We get some sense of how imposing a full-scale equestrian bronze would be from another work in the exhibition, a Horse Head, known as The Medici Riccardi Horse (c. 350 bce). With flaring nostrils, pulsing veins and a muscular form, the horse is a magnificent animal. Traces of the original gilding remain. The work exemplifies the textural refinement and expressive range achieved by master bronze workers, and studying it will increase our appreciation of surviving monuments such as the Equestrian Statue of Marcus Aurelius (161–80 ce) at the Musei Capitolini in Rome.

One of the most famous Hellenistic bronzes, however, does not honor a ruler or deity. Boy Removing a Thorn from His Foot, known as The Spinario (c. 50 bce), is a genre piece. It was wildly popular in antiquity. The exhibition also includes a marble version (25–50 ce), and many more—based on a still-older prototype—survive. The figure was often placed in a garden setting, with asso- ciations to Endymion, Adonis or other shepherds in love with mortal or divine women. But such allusions were more whimsical flourishes than straight-up identifications. The principal appeal of the lithe boy with his naturalistic pose was most probably then—as it is now—its charm. Unlike most of  the works  in the exhibition, The Spinario has been on view at least since medieval times, inspiring artists and connoisseurs, who delighted in the easy grace with which the boy performs an everyday task. Scholars note that the hairstyle and grave, thoughtful face refer back to the Severe Style of the early fifth century bce, but the combination of that quality with the Hellenistic naturalism of the body is completely harmonious, and details like the inlay copper lips testify to the sculptor’s exquisite sensibility.

At the beginning of this essay, I quoted Marguerite Yourcenar on the long—often interrupted, just as often dramatically eventful—life of ancient sculpture. The  catalogue authors emphasize that the story of  bronze is full   of dynamic change, change that had already begun in antiquity. At first, a gold-toned bronze was the norm, and copper inlays—the wounds on  the Terme Boxer, for example, or the lips—would have appeared darker. But  bronze darkens quickly, and some methods used to retard change and corro- sion—such as rubbing with oil—actually darkened the surface. Here the story takes an interesting turn, as tastes changed to accommodate the difference.
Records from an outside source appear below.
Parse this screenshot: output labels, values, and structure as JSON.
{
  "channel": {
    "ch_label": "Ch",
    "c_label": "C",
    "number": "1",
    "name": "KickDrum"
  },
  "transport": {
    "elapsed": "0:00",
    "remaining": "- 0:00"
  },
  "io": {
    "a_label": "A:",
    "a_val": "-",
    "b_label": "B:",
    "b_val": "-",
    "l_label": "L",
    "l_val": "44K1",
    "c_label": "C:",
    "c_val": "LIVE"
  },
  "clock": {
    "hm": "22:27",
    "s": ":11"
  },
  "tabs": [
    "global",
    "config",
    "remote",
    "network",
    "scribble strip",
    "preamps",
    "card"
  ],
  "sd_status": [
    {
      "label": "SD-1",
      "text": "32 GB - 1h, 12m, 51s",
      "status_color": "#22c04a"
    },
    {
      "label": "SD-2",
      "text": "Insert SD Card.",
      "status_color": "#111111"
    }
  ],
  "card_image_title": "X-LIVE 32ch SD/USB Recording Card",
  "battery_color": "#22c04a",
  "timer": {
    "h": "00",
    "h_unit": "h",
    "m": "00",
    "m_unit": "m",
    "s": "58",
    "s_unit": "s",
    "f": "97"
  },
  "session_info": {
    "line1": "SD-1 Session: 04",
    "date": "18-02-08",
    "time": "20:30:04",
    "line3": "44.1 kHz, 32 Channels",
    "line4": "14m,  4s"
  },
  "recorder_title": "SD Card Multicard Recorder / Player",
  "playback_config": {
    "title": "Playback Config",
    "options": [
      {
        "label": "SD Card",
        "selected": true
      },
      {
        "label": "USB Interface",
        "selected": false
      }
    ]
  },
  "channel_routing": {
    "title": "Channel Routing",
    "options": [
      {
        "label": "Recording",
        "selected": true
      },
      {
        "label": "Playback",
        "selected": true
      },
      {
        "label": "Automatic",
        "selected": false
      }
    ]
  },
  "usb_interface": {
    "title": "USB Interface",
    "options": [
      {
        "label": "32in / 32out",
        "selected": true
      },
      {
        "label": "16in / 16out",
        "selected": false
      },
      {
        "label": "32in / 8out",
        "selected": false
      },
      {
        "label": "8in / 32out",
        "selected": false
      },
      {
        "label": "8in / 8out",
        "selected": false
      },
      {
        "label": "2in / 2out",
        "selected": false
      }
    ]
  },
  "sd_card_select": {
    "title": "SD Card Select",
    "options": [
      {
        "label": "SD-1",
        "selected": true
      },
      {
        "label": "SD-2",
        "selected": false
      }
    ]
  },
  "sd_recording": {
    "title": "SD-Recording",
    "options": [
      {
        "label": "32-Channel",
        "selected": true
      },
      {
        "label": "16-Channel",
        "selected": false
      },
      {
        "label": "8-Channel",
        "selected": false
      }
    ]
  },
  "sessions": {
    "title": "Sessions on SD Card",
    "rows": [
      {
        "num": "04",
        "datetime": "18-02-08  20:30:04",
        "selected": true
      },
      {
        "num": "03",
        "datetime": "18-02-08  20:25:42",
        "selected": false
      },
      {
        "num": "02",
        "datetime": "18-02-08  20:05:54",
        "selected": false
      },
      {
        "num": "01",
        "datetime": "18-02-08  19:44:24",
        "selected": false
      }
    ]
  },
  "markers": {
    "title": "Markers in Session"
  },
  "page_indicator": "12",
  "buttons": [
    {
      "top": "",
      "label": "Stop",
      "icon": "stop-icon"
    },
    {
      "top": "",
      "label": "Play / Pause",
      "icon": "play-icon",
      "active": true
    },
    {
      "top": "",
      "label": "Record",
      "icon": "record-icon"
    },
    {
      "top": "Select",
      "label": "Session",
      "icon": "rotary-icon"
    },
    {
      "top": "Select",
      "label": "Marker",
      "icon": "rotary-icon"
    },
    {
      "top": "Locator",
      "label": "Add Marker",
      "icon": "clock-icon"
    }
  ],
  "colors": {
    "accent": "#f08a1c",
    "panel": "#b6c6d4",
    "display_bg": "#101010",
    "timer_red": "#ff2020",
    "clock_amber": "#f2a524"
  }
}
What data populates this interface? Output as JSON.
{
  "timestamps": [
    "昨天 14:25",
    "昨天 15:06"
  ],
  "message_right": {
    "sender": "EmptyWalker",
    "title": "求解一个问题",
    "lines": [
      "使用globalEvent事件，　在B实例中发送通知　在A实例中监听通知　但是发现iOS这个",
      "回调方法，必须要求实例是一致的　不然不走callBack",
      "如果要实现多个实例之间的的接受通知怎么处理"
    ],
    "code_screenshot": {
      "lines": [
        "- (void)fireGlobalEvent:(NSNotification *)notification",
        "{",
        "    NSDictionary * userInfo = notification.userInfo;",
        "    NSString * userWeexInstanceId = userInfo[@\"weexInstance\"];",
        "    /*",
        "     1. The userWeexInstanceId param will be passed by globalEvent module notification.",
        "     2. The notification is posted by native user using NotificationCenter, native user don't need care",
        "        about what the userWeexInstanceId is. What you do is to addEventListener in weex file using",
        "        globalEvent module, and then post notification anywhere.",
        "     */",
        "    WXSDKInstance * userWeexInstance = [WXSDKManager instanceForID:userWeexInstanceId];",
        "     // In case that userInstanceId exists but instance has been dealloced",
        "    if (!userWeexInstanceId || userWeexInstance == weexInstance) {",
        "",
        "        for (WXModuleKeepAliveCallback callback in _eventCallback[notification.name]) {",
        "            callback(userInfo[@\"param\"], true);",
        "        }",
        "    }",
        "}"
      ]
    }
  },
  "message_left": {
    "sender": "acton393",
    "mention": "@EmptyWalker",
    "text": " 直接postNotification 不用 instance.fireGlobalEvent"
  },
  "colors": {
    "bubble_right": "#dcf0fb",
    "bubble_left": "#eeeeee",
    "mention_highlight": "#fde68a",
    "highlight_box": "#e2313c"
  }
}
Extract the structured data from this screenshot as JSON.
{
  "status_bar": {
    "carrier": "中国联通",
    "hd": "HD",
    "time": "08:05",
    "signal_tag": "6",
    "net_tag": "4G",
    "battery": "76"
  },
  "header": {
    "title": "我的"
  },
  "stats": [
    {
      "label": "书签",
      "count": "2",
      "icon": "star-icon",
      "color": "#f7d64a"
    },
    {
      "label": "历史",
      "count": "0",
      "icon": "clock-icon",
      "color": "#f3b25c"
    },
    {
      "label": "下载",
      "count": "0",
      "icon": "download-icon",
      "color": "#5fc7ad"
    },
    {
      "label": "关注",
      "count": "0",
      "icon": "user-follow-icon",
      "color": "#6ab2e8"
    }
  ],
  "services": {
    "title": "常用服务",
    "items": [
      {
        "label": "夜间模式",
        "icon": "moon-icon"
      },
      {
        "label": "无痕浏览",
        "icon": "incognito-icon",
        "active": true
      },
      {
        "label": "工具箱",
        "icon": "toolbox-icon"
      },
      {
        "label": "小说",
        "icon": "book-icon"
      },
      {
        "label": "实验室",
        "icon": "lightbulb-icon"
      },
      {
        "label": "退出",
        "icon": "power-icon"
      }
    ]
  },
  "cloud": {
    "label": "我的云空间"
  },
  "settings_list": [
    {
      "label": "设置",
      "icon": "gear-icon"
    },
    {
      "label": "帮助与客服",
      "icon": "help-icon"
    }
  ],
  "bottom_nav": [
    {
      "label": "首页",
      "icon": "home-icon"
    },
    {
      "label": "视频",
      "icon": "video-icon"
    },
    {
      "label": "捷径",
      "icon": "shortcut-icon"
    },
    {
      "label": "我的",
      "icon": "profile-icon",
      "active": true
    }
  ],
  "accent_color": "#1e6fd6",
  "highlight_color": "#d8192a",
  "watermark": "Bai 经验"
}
A vogue emerged for “intentionally dark artificial patinas before the end of the Hellenistic period.”8 “Black bronzes” and “Corinthian bronzes,” with an enamel-like patina, also inspired Roman dark-stone sculpture, like the Torso of an Athlete (1–500 ce), in basanite, a stone common in Egyptian art, found in the 1930s on the site of Emperor Domitian’s villa.

Some of the works in this magnificent exhibition were rediscovered— unearthed or pulled from the sea—only recently. The story of ancient bronze, like the story of antiquity itself, is a work-in-progress. The more we learn about the past, especially what we loosely call classical antiquity, the more complex it becomes.



  1. Marguerite Yourcenar, That Mighty Sculptor, Time, trans., Walter Kaiser (New York: Farrar, Straus and Giroux, 1992), 57–58.

  2. Power and Pathos: Bronze Sculpture of the Hellenistic World, ed., Jens M. Daehner and Kenneth Lapatin (Los Angeles: Getty Publications, 2015).

  3. Jennifer M. Green, “‘The Right Thing in the Right Place’: P.H. Emerson and the Picturesque Photograph,” Victorian Literature and the Victorian Visual Imagination, ed., Carol T. Christ and John O. Jordan (Berkeley: University of California Press, 1995), 98.

  4. Power and Pathos, 223.

  5. Ibid., 150–66.

  6. Ibid., 123.
  7. Ibid., 145.
  8. Ibid., 160.

Update: The Terme Boxer has been recalled to Rome and does not appear in the Washington D.C. venue. Several other bronzes have been added, including the remarkably fluid Dancing Faun (c. 100 bce) and Boy Runner (100 bce–79 ce).


American Arts Quarterly, Winter 2016, Volume 36, Number 1